Posted September 13, 2011 by Jack Jones in Films
 
 

Tomboy


By Jack Jones – Céline Sciamma’s third full-length feature is a fine example of the value of a sensitive and conscientious filmmaker.

By Jack Jones

Céline Sciamma’s
third full-length feature is a fine example of the value of a sensitive and
conscientious filmmaker.

In the hands of an inferior director Tomboy may have fallen foul of sniggers and
churlish reactions from audiences. While the film is an imagining of the world
of a pre-teen child, the obvious themes of sexuality and identity are of a more
adult nature than the strictly child-orientated story would immediately
suggest. Sciamma is concerned with the fact that children, not just adults, are
in conflict with who they are and who they want to be. Tomboy is an adult film, not in the sense that
there is ‘adult’ content, but that there are mature themes and issues. Tomboy
is a wonderfully crafted and presented film that a wide range of audiences can
appreciate for its study of the perils of growing up.

When a young family move into a new home, the eldest child,
Laure, seems wary of their new surroundings. When Laure finally strikes up the
courage to speak to some local children, she introduces herself to a local girl
named Lisa. When Lisa asks her name, Laure coyly announces her name is Mickaël, therefore leading Lisa and the rest of the group
to believe that she is a boy. Eventually, Laure has to come up with more
elaborate ways of hiding her true gender, until inevitably the truth is
revealed.

The beginning of the film hangs on
the ambiguous gender of Laure. To stereotype, Laure has the looks of a prototypical
tomboy, often wearing boys’ clothing and an absence of obvious feminine
features. The actress who plays Laure, Zoé
Héran
, is flawless in her portrayal of a pre-teen tomboy. Her short haircut
and wardrobe really convinces you that she, on appearance, is a boy. While her
performance is the crowning jewel of the film as she transforms into her male
alter ego and adds delicate touches to her character as she searches for ways
to maintain her transformation.

There’s genuine comedy from the scenes where Laure fashions
a pair of swimming trunks out of a bathing costume and fashions a model of the
male genitalia out of play-dough. Vitally, you are always laughing with the
film and Laure’s creativity, and not at it. Tomboy also takes you into the world of a child, where secrets and
adventures are the vital elements of being young. The relationship between
Laure and her younger sister Jeanne is sweet and funny, but also shows that in
children’s eyes there is no prejudice. Jeanne accepts who Laure is and loves her
all the same.

Tomboy is not
without its difficult moments and the relationship that Laure establishes with
Lisa as her alter ego Mickaël, only leads to
difficult conclusions. While the tone of the film is generally uplifting,
Sciamma is not hesitant in pointing out the cruelty that both children and
adults possess.

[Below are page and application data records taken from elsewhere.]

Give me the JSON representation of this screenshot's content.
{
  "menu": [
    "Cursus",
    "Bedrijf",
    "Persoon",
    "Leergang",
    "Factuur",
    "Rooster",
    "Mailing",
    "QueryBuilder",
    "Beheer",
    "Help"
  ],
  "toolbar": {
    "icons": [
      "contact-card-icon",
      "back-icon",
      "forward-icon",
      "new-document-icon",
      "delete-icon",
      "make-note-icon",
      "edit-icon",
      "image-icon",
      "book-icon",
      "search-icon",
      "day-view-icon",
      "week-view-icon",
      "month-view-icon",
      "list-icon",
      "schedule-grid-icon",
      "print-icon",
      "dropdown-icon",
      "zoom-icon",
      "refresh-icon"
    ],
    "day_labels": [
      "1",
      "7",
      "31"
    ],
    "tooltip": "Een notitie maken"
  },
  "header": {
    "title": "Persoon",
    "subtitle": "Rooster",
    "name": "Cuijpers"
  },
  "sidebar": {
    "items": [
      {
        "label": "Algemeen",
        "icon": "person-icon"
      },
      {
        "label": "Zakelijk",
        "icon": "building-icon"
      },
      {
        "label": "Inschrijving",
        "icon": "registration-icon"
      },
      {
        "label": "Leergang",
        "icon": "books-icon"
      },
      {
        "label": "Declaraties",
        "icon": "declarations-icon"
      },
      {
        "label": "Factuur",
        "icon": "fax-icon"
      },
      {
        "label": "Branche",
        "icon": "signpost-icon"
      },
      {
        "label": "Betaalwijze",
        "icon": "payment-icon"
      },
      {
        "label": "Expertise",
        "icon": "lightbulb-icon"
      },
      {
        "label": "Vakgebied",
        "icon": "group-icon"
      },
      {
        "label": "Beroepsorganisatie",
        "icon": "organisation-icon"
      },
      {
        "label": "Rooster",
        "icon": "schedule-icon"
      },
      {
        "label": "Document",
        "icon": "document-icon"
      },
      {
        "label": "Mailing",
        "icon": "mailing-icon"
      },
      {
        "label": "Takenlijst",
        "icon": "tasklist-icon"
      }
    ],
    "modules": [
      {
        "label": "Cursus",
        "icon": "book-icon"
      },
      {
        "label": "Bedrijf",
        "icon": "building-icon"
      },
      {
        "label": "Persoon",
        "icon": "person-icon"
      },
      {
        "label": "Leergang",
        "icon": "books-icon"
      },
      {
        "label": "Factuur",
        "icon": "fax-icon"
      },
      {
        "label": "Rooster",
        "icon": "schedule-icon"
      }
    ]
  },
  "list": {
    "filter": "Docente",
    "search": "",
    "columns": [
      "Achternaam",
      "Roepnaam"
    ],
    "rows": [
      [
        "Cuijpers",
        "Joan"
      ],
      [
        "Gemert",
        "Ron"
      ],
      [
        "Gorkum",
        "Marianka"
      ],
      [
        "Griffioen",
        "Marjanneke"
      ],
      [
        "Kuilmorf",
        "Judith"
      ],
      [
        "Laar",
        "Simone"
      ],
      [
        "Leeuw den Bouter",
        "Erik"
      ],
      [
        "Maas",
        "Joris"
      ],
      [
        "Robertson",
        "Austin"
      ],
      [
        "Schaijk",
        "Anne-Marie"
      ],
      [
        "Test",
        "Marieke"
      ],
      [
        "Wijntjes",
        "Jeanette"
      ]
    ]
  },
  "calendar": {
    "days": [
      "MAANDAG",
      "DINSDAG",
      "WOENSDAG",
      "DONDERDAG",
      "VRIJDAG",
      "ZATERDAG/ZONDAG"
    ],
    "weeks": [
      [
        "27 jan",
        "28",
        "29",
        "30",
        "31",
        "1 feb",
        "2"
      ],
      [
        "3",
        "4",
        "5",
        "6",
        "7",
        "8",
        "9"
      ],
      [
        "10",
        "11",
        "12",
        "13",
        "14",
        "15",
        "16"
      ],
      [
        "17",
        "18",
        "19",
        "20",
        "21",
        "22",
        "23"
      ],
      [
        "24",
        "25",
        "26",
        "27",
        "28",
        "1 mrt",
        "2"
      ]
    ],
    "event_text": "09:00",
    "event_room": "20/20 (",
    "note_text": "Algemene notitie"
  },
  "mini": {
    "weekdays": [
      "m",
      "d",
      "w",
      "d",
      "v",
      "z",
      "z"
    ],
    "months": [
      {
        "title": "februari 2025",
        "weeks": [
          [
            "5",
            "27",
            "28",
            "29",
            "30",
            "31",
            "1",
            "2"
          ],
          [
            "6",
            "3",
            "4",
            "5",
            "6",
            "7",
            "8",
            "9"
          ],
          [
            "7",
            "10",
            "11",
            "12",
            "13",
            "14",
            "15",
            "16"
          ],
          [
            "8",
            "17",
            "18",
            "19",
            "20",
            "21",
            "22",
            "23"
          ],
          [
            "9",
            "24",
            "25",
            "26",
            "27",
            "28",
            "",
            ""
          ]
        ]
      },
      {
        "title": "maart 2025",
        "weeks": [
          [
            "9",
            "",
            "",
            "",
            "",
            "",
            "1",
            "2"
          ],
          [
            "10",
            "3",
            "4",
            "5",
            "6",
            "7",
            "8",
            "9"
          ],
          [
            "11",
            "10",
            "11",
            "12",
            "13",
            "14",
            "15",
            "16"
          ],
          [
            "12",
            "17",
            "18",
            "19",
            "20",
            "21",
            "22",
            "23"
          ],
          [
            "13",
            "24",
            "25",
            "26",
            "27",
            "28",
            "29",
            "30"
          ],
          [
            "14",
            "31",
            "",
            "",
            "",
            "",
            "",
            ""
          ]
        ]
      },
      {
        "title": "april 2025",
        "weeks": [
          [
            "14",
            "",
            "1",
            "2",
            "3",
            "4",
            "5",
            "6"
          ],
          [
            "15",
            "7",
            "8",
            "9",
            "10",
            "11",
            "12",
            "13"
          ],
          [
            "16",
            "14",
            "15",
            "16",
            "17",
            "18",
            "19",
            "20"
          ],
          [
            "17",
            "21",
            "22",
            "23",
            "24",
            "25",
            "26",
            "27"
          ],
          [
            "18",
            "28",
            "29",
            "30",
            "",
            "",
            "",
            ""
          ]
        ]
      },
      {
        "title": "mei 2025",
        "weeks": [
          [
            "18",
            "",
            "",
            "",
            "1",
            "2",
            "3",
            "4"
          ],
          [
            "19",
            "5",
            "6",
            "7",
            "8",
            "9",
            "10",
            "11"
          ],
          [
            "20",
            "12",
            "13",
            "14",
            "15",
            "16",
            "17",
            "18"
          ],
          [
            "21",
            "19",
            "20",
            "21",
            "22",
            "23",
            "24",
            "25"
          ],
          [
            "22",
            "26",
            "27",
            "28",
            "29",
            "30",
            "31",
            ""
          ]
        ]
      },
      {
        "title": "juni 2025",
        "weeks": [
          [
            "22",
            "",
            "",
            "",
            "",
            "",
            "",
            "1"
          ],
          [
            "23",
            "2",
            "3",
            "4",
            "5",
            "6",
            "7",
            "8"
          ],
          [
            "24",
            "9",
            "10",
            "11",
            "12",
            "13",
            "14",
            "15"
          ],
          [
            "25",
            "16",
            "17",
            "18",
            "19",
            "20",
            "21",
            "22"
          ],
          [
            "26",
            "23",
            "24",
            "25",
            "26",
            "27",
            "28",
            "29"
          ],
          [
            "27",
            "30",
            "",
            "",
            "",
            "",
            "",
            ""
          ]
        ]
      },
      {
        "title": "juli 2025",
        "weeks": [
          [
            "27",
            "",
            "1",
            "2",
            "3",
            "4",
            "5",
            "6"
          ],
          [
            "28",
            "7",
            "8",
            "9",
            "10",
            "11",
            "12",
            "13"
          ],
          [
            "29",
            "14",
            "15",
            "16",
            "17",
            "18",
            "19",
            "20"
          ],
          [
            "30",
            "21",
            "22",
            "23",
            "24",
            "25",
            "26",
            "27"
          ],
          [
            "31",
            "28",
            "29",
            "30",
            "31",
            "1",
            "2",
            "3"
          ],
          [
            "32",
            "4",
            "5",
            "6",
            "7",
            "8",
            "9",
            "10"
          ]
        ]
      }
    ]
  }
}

Some moments may be particularly tough for younger
audiences, especially the scolding treatment Laure receives from her mother for
her transgressions, the scenes almost verge on cruelty, but Sciamma does not
settle for melancholic conclusions. Rather, she deals in harsh realities.

In this reality parents aren’t always understanding of their
child’s choice of sexuality or gender, as it only shocks and disappoints them.
One lesson that Sciamma is intent on pointing out is the harm that lies and
deceit can cause to others and not just yourself. Hiding your true self or
sexual identity is nothing to be ashamed of and openness can lead to a liberal
and tolerant reality.

Tomboy is a
classic, uplifting comic-drama that takes you back to the years where as a
child most of us were growing into who we are. Creating personas and alter egos
is only a way of attempting to fit in and conform, whereas Tomboy champions the value of being who you
are and following your true identity. Tomboy
is a great film parable for all of us to follow and learn from.


Jack Jones